▸ EXERCISE DIRECTIONS: Every line of the data below should be retyped exactly.

▸ INPUT FOR THIS TASK:
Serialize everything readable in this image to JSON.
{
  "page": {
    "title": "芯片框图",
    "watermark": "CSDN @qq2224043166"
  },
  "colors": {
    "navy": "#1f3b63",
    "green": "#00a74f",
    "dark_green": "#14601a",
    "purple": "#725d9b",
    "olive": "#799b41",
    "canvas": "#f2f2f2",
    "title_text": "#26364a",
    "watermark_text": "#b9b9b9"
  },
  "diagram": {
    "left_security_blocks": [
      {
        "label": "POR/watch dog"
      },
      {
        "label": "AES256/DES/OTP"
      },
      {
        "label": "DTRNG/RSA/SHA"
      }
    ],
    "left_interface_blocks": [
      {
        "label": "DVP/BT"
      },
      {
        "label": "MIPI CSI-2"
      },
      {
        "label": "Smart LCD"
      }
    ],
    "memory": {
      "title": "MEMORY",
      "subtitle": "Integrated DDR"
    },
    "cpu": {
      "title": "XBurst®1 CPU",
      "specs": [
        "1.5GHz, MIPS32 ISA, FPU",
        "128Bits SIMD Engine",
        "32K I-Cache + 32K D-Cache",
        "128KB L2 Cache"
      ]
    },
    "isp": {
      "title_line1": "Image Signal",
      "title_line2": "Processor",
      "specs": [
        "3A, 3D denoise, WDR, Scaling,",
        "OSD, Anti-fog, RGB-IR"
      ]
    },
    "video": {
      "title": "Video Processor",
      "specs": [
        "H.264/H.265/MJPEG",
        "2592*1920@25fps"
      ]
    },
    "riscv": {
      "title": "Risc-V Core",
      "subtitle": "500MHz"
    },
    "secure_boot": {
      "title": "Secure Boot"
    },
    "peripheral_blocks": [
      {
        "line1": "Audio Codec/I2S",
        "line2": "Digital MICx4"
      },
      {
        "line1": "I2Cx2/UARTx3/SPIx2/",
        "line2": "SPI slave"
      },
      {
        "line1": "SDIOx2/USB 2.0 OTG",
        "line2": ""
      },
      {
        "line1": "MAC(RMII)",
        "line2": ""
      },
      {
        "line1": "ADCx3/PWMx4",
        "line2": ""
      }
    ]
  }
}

▸ WRITTEN ANSWER:
Serialize everything readable in this image to JSON.
{
  "page": {
    "title": "芯片框图",
    "watermark": "CSDN @qq2224043166"
  },
  "colors": {
    "navy": "#1f3b63",
    "green": "#00a74f",
    "dark_green": "#14601a",
    "purple": "#725d9b",
    "olive": "#799b41",
    "canvas": "#f2f2f2",
    "title_text": "#26364a",
    "watermark_text": "#b9b9b9"
  },
  "diagram": {
    "left_security_blocks": [
      {
        "label": "POR/watch dog"
      },
      {
        "label": "AES256/DES/OTP"
      },
      {
        "label": "DTRNG/RSA/SHA"
      }
    ],
    "left_interface_blocks": [
      {
        "label": "DVP/BT"
      },
      {
        "label": "MIPI CSI-2"
      },
      {
        "label": "Smart LCD"
      }
    ],
    "memory": {
      "title": "MEMORY",
      "subtitle": "Integrated DDR"
    },
    "cpu": {
      "title": "XBurst®1 CPU",
      "specs": [
        "1.5GHz, MIPS32 ISA, FPU",
        "128Bits SIMD Engine",
        "32K I-Cache + 32K D-Cache",
        "128KB L2 Cache"
      ]
    },
    "isp": {
      "title_line1": "Image Signal",
      "title_line2": "Processor",
      "specs": [
        "3A, 3D denoise, WDR, Scaling,",
        "OSD, Anti-fog, RGB-IR"
      ]
    },
    "video": {
      "title": "Video Processor",
      "specs": [
        "H.264/H.265/MJPEG",
        "2592*1920@25fps"
      ]
    },
    "riscv": {
      "title": "Risc-V Core",
      "subtitle": "500MHz"
    },
    "secure_boot": {
      "title": "Secure Boot"
    },
    "peripheral_blocks": [
      {
        "line1": "Audio Codec/I2S",
        "line2": "Digital MICx4"
      },
      {
        "line1": "I2Cx2/UARTx3/SPIx2/",
        "line2": "SPI slave"
      },
      {
        "line1": "SDIOx2/USB 2.0 OTG",
        "line2": ""
      },
      {
        "line1": "MAC(RMII)",
        "line2": ""
      },
      {
        "line1": "ADCx3/PWMx4",
        "line2": ""
      }
    ]
  }
}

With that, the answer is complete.